= TASK DETAILS =
Go through the material below and tally every line with the string "record". Reply with the number only.

= DATASET ENTRIES =

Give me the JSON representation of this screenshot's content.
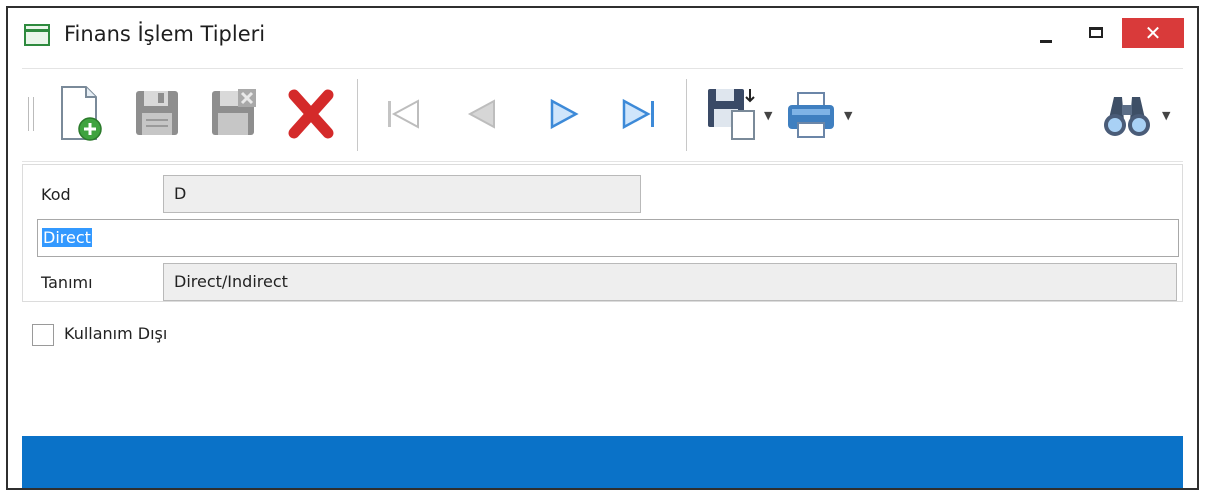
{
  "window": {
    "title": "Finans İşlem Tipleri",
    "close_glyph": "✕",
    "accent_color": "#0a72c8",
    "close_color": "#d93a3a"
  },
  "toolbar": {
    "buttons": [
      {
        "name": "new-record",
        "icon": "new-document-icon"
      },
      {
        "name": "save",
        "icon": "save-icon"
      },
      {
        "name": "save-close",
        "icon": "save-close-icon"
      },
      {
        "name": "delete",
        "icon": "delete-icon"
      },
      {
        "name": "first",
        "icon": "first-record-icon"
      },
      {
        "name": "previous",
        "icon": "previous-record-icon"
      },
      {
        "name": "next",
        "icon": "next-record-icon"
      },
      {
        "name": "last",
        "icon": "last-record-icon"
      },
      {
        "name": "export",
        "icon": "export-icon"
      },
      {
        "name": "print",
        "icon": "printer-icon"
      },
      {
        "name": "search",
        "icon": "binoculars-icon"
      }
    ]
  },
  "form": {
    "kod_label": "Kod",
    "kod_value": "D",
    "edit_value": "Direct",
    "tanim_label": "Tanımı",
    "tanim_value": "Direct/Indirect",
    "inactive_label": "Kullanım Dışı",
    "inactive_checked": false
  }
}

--

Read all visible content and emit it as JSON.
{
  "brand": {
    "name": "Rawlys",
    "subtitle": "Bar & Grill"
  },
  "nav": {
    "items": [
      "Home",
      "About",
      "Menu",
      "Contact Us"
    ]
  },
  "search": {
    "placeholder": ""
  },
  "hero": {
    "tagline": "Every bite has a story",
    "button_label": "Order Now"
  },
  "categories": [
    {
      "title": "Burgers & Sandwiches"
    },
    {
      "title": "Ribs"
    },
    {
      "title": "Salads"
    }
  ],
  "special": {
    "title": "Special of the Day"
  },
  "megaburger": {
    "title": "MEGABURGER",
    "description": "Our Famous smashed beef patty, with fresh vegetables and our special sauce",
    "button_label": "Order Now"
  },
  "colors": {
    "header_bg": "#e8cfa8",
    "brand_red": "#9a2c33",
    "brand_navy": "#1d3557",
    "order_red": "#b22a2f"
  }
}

= TASK RESPONSE =
5